In any case, it’s important to remember, people who have thoughts of suicide keep their problems to themselves and feel horrible, hopeless, and helpless. It is not a matter of whether or not we think they should feel this way, it is a matter of sensing that they do and acknowledging it. It’s a matter of asking if they are thinking about suicide. It’s a matter of feeling their pain, not knowing what to do, telling them that and helping them find someone who does. If someone admits that they are suicidal, this is the time to contact a school counselor who can assess the student’s risk in an informed manner. If you experience direct threats or momentary expressions of  suicidal wishes after hours, you should call 911. You are not betraying a suicidal person by calling for help. You are working to save them. In extreme situations, reporting suicidal people  may result in them being restricted to a hospitalized environment for a few days, but this serves as an important evaluation period and may lead to the changes that they need to live a more stable life.

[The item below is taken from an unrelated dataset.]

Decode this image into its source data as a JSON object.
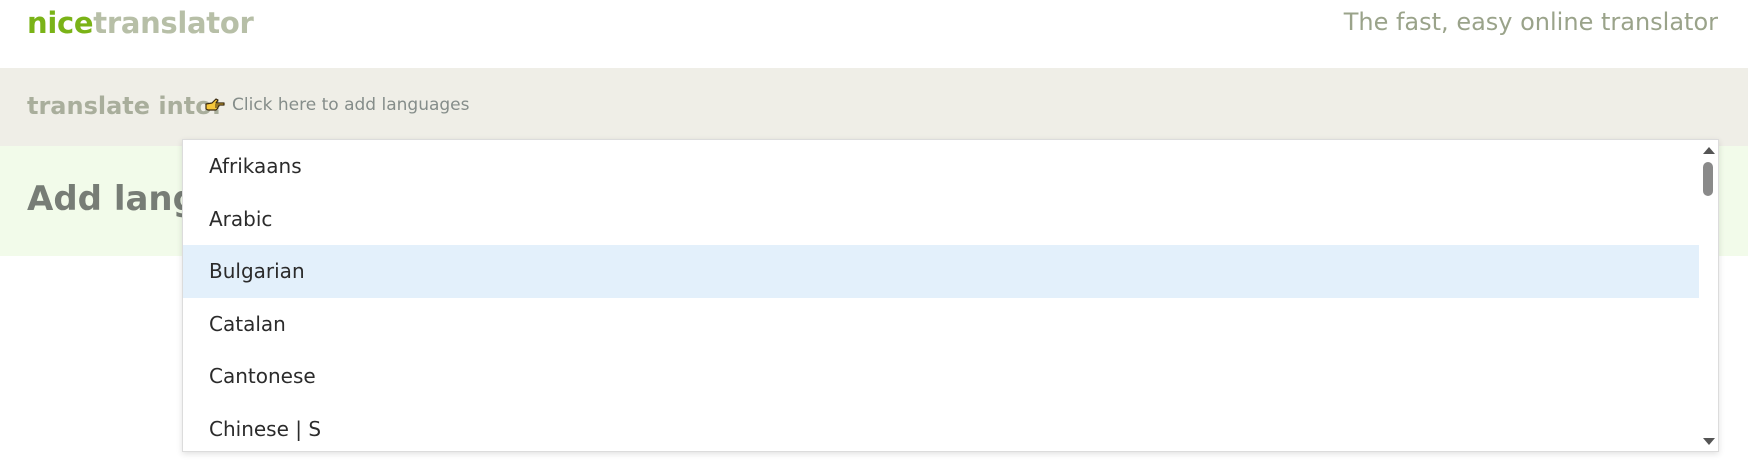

Contacting a trained professional is proven to help with stress, overcoming fears, improving relationships and even saving  lives. Although there is professional help out there, people in a very deep depression feel like nobody can help them or understand how they feel. It takes time to open up to a complete stranger, but it’s been proven very beneficial to those who want the help.  Talking to someone who is in need of help will provide support and decrease the chances of the person hurting themselves.

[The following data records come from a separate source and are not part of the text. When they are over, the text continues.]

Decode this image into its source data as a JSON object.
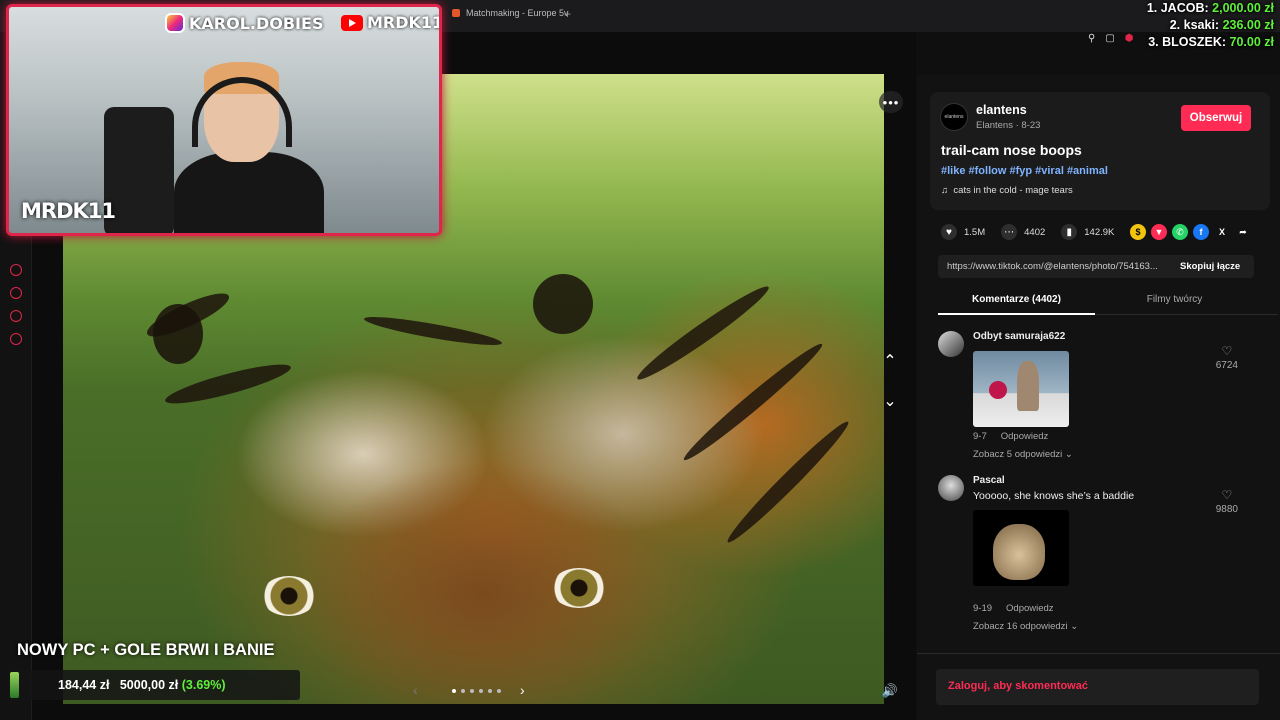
{
  "browser": {
    "tab_title": "Matchmaking - Europe 5v",
    "new_tab": "+"
  },
  "stream_overlay": {
    "instagram": "KAROL.DOBIES",
    "youtube": "MRDK11",
    "cam_name": "MRDK11",
    "title": "NOWY PC + GOLE BRWI I BANIE",
    "goal": {
      "current": "184,44 zł",
      "target": "5000,00 zł",
      "percent": "(3.69%)"
    },
    "leaderboard": [
      {
        "rank_name": "1. JACOB:",
        "amount": "2,000.00 zł"
      },
      {
        "rank_name": "2. ksaki:",
        "amount": "236.00 zł"
      },
      {
        "rank_name": "3. BLOSZEK:",
        "amount": "70.00 zł"
      }
    ]
  },
  "media": {
    "more_label": "•••",
    "carousel_dots": 6,
    "carousel_active": 0
  },
  "post": {
    "avatar_text": "elantens",
    "username": "elantens",
    "subline": "Elantens · 8-23",
    "follow_label": "Obserwuj",
    "title": "trail-cam nose boops",
    "tags": "#like #follow #fyp #viral #animal",
    "music": "cats in the cold - mage tears",
    "likes": "1.5M",
    "comments": "4402",
    "saves": "142.9K",
    "link_url": "https://www.tiktok.com/@elantens/photo/754163...",
    "copy_label": "Skopiuj łącze"
  },
  "tabs": {
    "comments": "Komentarze (4402)",
    "creator_videos": "Filmy twórcy"
  },
  "comments": [
    {
      "user": "Odbyt samuraja622",
      "text": "",
      "date": "9-7",
      "reply": "Odpowiedz",
      "likes": "6724",
      "replies": "Zobacz 5 odpowiedzi"
    },
    {
      "user": "Pascal",
      "text": "Yooooo, she knows she’s a baddie",
      "date": "9-19",
      "reply": "Odpowiedz",
      "likes": "9880",
      "replies": "Zobacz 16 odpowiedzi"
    }
  ],
  "login_prompt": "Zaloguj, aby skomentować",
  "colors": {
    "accent": "#fe2c55",
    "overlay_red": "#e0254a",
    "money_green": "#5ff03a"
  }
}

If you are concerned for someone, approach them and let them know you would like to speak to them about this issue and be ready to talk about it openly. Remember to speak genuinely and directly. Keep in mind that you are not a professional and that they may need professional help. Be non-judgmental and show interest in what the person is talking about, be willing to listen, be open and avoid offering solutions. Don’t be shocked by what they say because this person may feel as you may not be able to help. Give them hope and reassure them they are not alone. Most of all, encourage them to get help, and even if they resist, if anyone is thinking seriously about ending their lives, contact one of our school psychologists, Monica Monroy or Laura Sanchez to intervene. In any after-school hours situation where you think a person may be at risk immediately, don’t wait, call 911. Remember, whether someone is seriously or not so seriously considering suicide, they need more emotional attention and support. Don’t worry about figuring out the difference by yourself.

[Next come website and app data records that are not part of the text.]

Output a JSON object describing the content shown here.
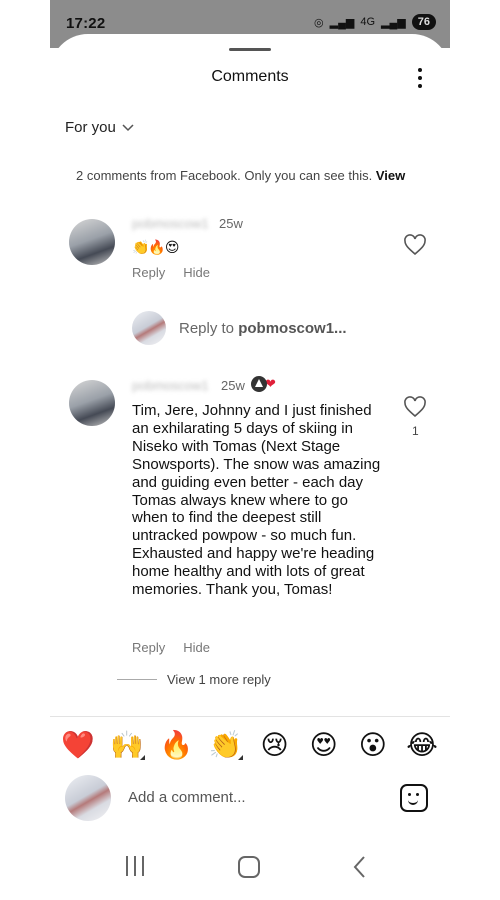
{
  "status_bar": {
    "time": "17:22",
    "signal_text": "4G",
    "battery": "76"
  },
  "header": {
    "title": "Comments"
  },
  "filter": {
    "label": "For you"
  },
  "facebook_notice": {
    "text": "2 comments from Facebook. Only you can see this.",
    "link": "View"
  },
  "comments": [
    {
      "username": "pobmoscow1",
      "time_ago": "25w",
      "emojis": "👏🔥😍",
      "reply_label": "Reply",
      "hide_label": "Hide"
    },
    {
      "username": "pobmoscow1",
      "time_ago": "25w",
      "text": "Tim, Jere, Johnny and I just finished an exhilarating 5 days of skiing in Niseko with Tomas (Next Stage Snowsports). The snow was amazing and guiding even better - each day Tomas always knew where to go when to find the deepest still untracked powpow - so much fun. Exhausted and happy we're heading home healthy and with lots of great memories. Thank you, Tomas!",
      "like_count": "1",
      "reply_label": "Reply",
      "hide_label": "Hide",
      "view_more_replies": "View 1 more reply"
    }
  ],
  "reply_input": {
    "prefix": "Reply to ",
    "target": "pobmoscow1..."
  },
  "quick_emojis": [
    "❤️",
    "🙌",
    "🔥",
    "👏",
    "😢",
    "😍",
    "😮",
    "😂"
  ],
  "comment_input": {
    "placeholder": "Add a comment..."
  },
  "colors": {
    "status_bar_bg": "#8c8c8c",
    "heart_reaction": "#e0203a",
    "text_primary": "#111111",
    "text_secondary": "#777777"
  }
}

Most of us have probably heard the song “1-800-273-8255” by the singer Logic. The song is the story of someone calling the NSPH (National Suicide Prevention Hotline) and thinking about ending their life, but after a conversation with the person on the other line, the caller decides that life is worth living.  This song was made to show that suicide is not an answer to a person’s problem and also inspired millions of people to call the NSPH and get the help they needed. “Pain don’t hurt me the same, I know, the lane I travel feels alone, but I’m moving ‘til my legs give out and I see my tears in the snow. But I don’t wanna cry anymore. I wanna feel alive. I don’t wanna die anymore. Oh I don’t wanna, I don’t wanna, I don’t even wanna die anymore.”  It’s time for us all to be willing and ready to make this call if we get to that point or discover others who have, without judgement and without shame.


National Suicide Prevention Hotline: 1-800-273-8255


  • If you are asked to keep a suicide planning a secret, don’t, you should never agree to keep that secret.
  • If you want to get someone immediate help, don’t leave the person alone.
  • Try to find out if they are under the influence or may have done something or anything that could seriously hurt them.
  • Call an emergency number or get the nearest help.